*** The data
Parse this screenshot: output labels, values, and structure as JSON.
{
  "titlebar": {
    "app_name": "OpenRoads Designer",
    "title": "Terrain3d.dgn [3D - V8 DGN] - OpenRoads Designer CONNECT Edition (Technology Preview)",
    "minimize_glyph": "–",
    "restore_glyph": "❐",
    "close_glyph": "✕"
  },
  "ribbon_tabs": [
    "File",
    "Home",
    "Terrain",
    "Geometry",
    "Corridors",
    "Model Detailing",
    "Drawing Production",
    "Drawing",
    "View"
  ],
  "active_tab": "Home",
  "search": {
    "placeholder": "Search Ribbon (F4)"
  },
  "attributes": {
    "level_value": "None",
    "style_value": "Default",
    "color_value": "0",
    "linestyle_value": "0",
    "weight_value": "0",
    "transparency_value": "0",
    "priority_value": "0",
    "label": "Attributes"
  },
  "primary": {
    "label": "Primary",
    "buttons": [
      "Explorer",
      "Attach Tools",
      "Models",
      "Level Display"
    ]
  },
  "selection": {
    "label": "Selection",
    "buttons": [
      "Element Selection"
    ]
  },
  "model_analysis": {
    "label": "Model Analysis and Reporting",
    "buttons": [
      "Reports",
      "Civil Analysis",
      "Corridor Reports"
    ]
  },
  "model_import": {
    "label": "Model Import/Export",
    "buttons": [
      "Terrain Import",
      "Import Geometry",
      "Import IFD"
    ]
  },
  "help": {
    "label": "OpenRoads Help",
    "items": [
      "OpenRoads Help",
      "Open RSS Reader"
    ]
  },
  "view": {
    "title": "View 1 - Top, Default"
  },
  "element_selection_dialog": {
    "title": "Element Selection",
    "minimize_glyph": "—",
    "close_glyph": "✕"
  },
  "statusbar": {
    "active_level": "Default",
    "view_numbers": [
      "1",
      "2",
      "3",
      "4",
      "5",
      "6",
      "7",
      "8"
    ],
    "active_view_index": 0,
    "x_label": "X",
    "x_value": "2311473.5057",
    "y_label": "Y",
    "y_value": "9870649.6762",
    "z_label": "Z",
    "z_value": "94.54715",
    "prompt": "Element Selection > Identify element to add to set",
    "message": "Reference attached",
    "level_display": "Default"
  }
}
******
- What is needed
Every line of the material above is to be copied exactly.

- Solution to this task
Parse this screenshot: output labels, values, and structure as JSON.
{
  "titlebar": {
    "app_name": "OpenRoads Designer",
    "title": "Terrain3d.dgn [3D - V8 DGN] - OpenRoads Designer CONNECT Edition (Technology Preview)",
    "minimize_glyph": "–",
    "restore_glyph": "❐",
    "close_glyph": "✕"
  },
  "ribbon_tabs": [
    "File",
    "Home",
    "Terrain",
    "Geometry",
    "Corridors",
    "Model Detailing",
    "Drawing Production",
    "Drawing",
    "View"
  ],
  "active_tab": "Home",
  "search": {
    "placeholder": "Search Ribbon (F4)"
  },
  "attributes": {
    "level_value": "None",
    "style_value": "Default",
    "color_value": "0",
    "linestyle_value": "0",
    "weight_value": "0",
    "transparency_value": "0",
    "priority_value": "0",
    "label": "Attributes"
  },
  "primary": {
    "label": "Primary",
    "buttons": [
      "Explorer",
      "Attach Tools",
      "Models",
      "Level Display"
    ]
  },
  "selection": {
    "label": "Selection",
    "buttons": [
      "Element Selection"
    ]
  },
  "model_analysis": {
    "label": "Model Analysis and Reporting",
    "buttons": [
      "Reports",
      "Civil Analysis",
      "Corridor Reports"
    ]
  },
  "model_import": {
    "label": "Model Import/Export",
    "buttons": [
      "Terrain Import",
      "Import Geometry",
      "Import IFD"
    ]
  },
  "help": {
    "label": "OpenRoads Help",
    "items": [
      "OpenRoads Help",
      "Open RSS Reader"
    ]
  },
  "view": {
    "title": "View 1 - Top, Default"
  },
  "element_selection_dialog": {
    "title": "Element Selection",
    "minimize_glyph": "—",
    "close_glyph": "✕"
  },
  "statusbar": {
    "active_level": "Default",
    "view_numbers": [
      "1",
      "2",
      "3",
      "4",
      "5",
      "6",
      "7",
      "8"
    ],
    "active_view_index": 0,
    "x_label": "X",
    "x_value": "2311473.5057",
    "y_label": "Y",
    "y_value": "9870649.6762",
    "z_label": "Z",
    "z_value": "94.54715",
    "prompt": "Element Selection > Identify element to add to set",
    "message": "Reference attached",
    "level_display": "Default"
  }
}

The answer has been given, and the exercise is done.